After the fight with Banu Asad, on his way back to Medina, his old wound relapsed. Eventually, he passed away suffering the wound and was buried in Medina.[9]

The Prophet (s) was present at his deathbed and closed Abu Salama's eyes after he passed away.[10]

Although some companions, like Abu Bakr and 'Umar, had asked his wife, Umm Salama, for marriage, she married the Prophet (s) in late Shawwal, 4/(early April, 626).[11]


'Umar was one of Abu Salama's sons, who participated in Imam Ali's (s) army in the Battle of Jamal and was appointed by him as the governor of Bahrain[12] and later of Fars or allegedly of Halwan, Mah, and Masbadhan.[13]

See also


  1. Ibn Sa'd, vol. 1, p. 108
  2. Ibn Sa'd, vol. 3, p. 239; Ibn Ishaq, p. 143
  3. Ibn Ishaq, p. 176; Ibn Sa'd, vol. 1, p. 204
  4. Ibn Hisham, vol. 2, p. 5
  5. Al-Waqidi, Vo.1, p. 7; Ibn Hisham, vol. 2, p. 248
  6. Ibn Hisham, vol. 2, p. 339
  7. Al-Waqidi, vol. 1, PP.340-1
  8. Al-Waqidi, vol. 1, PP.340-1
  9. Ibn Sa'd, vol. 3, p. 240
  10. Ibn Sa'd, vol. 3, p. 241
  11. Al-Waqidi, vol. 1, p. 334
  12. Ibn Qutayba, p. 136
  13. Al-Baladhuri, vol. 1, p. 430


  • Baladhuri, Ahmad b. Yahya al-. 1959. Ansab al-ashraf Ed. Muhammad Hamid Allah. Cairo.
  • Ibn Hisham. 1375 AH / 1955. Al-Sira al-Nabawiyya Ed. Mutafa Saqqa and et al. Cairo.
  • Ibn Ishaq. 1398 AH. Al-Siyar wa l-maghazi. Beirut.
  • Ibn Qutayba, Abd Allah b. Muslim. 1960. Al-Ma'arif, Ed. Thirwat Akasha. Cairo.
  • Ibn Sa'd, Muhammad. n.d. Al-Tabaqat al-kubra.
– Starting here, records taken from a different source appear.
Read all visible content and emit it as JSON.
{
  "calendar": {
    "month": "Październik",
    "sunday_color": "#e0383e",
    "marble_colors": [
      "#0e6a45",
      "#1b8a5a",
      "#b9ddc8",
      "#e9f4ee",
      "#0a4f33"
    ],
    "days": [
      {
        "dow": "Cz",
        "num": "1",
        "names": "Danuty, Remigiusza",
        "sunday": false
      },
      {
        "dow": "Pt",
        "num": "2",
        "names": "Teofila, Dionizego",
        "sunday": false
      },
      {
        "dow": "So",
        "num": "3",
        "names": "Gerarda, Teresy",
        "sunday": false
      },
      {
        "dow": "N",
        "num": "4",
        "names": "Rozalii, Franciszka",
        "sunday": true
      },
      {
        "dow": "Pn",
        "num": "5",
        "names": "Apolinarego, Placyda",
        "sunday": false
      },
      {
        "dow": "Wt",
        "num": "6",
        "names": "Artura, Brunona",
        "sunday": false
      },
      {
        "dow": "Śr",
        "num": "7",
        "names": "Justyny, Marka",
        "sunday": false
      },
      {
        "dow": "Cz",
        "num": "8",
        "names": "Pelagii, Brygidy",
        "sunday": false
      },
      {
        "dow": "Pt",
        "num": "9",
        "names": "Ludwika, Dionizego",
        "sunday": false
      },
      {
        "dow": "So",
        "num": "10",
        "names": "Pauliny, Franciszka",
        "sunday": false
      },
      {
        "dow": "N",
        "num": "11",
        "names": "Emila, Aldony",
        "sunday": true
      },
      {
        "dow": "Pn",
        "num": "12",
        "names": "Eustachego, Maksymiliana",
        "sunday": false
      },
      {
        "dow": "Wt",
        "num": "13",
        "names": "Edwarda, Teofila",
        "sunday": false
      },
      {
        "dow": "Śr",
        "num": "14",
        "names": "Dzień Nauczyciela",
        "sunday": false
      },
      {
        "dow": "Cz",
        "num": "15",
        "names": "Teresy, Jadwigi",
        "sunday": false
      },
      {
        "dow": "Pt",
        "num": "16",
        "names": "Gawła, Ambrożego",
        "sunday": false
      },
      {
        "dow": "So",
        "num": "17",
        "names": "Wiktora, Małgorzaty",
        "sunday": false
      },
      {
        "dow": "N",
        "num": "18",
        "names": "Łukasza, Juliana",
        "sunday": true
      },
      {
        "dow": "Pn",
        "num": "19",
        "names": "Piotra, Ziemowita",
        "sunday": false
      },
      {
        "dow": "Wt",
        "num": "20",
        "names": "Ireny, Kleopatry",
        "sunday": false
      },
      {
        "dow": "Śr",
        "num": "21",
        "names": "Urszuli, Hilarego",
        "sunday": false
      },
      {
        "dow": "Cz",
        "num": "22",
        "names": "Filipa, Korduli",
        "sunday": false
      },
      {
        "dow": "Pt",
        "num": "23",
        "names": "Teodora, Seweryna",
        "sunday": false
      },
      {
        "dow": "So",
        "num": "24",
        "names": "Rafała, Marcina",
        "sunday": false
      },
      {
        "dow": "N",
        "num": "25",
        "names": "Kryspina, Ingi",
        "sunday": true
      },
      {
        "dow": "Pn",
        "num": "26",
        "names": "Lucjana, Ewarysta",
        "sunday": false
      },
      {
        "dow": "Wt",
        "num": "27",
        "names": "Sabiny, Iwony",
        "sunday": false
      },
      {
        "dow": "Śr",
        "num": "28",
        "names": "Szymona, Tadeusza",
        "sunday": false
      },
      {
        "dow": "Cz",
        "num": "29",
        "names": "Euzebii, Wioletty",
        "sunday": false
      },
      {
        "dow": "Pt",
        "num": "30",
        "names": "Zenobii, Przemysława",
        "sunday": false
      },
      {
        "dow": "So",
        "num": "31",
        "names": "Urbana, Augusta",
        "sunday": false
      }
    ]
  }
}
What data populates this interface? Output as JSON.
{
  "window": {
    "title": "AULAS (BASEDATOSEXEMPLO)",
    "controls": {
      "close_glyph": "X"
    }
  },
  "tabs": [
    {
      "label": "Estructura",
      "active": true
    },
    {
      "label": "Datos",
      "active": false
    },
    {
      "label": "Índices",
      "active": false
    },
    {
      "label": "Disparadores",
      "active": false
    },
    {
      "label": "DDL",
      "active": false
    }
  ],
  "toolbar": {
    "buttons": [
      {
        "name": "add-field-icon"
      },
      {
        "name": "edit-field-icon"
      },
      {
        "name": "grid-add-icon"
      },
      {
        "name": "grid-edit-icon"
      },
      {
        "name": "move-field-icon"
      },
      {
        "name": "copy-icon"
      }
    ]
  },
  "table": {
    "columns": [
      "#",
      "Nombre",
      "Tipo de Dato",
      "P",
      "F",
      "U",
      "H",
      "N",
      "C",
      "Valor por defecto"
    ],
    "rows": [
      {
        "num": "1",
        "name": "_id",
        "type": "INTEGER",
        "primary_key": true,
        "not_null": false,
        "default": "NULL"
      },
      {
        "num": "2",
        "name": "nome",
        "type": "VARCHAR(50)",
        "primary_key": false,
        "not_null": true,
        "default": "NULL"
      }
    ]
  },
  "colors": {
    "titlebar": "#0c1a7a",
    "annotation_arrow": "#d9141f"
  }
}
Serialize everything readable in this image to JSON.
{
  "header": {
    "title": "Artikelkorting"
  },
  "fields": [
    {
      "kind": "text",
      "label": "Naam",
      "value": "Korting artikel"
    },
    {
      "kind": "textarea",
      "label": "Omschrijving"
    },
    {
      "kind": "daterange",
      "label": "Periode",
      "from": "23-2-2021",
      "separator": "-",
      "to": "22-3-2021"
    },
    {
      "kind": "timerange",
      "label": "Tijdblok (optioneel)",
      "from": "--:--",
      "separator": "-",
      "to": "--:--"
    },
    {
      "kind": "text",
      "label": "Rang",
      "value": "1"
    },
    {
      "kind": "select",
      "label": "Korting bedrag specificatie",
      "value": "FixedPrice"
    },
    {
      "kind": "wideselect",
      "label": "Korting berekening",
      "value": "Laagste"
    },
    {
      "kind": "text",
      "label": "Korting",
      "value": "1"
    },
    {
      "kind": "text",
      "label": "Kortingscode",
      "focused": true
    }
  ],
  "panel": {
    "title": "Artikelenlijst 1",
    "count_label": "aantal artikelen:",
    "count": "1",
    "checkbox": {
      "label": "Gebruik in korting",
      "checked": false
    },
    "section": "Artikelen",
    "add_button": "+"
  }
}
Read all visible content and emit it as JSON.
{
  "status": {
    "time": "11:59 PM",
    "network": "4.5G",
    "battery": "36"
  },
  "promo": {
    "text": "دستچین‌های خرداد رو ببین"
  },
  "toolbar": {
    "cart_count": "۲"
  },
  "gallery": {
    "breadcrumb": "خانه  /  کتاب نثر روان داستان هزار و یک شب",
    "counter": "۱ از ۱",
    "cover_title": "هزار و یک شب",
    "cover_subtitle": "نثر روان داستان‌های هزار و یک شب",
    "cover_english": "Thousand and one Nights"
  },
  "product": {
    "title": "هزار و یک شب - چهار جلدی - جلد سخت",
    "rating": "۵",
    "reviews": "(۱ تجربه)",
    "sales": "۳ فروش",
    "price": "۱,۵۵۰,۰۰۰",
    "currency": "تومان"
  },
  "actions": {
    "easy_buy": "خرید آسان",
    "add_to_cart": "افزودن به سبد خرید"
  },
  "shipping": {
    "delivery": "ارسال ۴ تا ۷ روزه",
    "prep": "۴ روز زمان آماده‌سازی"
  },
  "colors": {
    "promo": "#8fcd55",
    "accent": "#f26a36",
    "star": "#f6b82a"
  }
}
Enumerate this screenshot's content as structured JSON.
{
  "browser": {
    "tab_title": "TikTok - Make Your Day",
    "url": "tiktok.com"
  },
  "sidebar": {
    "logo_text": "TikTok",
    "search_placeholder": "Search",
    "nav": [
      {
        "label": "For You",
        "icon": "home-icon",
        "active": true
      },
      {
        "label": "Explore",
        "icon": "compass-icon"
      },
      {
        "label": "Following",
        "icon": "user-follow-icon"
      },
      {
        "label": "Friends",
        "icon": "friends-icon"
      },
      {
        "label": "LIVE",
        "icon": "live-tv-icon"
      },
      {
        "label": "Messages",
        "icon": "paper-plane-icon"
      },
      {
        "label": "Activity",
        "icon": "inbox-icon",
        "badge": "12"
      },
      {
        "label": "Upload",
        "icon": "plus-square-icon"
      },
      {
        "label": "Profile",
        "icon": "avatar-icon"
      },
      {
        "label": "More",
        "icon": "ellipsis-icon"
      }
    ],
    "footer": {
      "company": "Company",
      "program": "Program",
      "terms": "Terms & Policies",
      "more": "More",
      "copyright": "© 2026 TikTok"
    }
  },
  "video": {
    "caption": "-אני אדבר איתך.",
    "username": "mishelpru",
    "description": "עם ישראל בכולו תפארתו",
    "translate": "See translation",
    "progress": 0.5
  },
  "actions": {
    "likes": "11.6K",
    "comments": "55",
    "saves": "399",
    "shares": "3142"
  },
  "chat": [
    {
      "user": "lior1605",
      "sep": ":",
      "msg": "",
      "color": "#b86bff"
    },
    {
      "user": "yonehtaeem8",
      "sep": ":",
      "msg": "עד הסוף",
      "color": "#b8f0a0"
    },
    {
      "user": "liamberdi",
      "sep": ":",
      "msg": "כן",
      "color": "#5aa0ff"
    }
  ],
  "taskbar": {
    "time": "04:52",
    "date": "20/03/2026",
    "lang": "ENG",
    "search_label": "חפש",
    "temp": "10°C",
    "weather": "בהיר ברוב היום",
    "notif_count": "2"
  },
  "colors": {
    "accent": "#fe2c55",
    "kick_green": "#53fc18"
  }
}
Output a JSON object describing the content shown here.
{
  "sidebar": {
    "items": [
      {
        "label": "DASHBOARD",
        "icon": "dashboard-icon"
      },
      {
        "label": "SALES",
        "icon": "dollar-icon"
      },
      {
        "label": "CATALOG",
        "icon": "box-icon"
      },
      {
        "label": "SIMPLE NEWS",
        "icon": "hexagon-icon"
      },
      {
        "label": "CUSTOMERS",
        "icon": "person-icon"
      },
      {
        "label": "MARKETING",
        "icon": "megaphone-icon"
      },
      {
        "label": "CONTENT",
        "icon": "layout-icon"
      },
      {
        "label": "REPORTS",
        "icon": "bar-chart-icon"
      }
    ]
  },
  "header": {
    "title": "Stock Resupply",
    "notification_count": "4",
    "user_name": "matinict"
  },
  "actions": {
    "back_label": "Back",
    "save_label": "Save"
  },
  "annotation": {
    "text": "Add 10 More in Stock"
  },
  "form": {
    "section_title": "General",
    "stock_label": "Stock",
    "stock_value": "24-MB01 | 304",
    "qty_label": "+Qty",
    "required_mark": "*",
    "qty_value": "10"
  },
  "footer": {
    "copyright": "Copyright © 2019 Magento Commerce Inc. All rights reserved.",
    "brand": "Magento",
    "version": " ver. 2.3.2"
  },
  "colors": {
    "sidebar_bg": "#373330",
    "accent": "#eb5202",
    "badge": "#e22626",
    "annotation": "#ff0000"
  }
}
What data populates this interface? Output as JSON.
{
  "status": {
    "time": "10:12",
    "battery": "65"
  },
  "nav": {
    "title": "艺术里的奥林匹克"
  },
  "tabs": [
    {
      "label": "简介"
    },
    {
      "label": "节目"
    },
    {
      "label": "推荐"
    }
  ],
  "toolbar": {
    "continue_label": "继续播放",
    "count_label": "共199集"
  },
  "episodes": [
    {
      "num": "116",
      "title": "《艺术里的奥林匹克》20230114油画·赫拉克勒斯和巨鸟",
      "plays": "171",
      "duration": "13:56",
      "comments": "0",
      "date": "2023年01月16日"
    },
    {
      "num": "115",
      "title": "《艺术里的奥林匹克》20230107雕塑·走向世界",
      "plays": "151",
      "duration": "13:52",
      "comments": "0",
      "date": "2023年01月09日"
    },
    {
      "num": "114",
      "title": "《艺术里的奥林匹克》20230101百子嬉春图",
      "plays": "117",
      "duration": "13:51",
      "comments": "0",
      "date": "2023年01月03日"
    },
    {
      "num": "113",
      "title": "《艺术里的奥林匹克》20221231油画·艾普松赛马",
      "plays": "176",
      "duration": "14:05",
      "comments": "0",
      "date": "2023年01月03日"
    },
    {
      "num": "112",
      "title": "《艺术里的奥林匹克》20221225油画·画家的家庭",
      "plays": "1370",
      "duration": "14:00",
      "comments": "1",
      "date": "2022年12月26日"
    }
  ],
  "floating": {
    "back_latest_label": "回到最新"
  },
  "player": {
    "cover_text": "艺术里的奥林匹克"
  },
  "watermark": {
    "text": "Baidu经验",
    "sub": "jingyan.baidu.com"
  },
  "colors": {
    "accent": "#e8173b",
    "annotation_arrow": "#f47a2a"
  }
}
Beirut: Dar Sadir.
  • Waqidi, Muhammad b. Umar al-. 1966. Al-Maqazi Ed. Marsden Jones. London.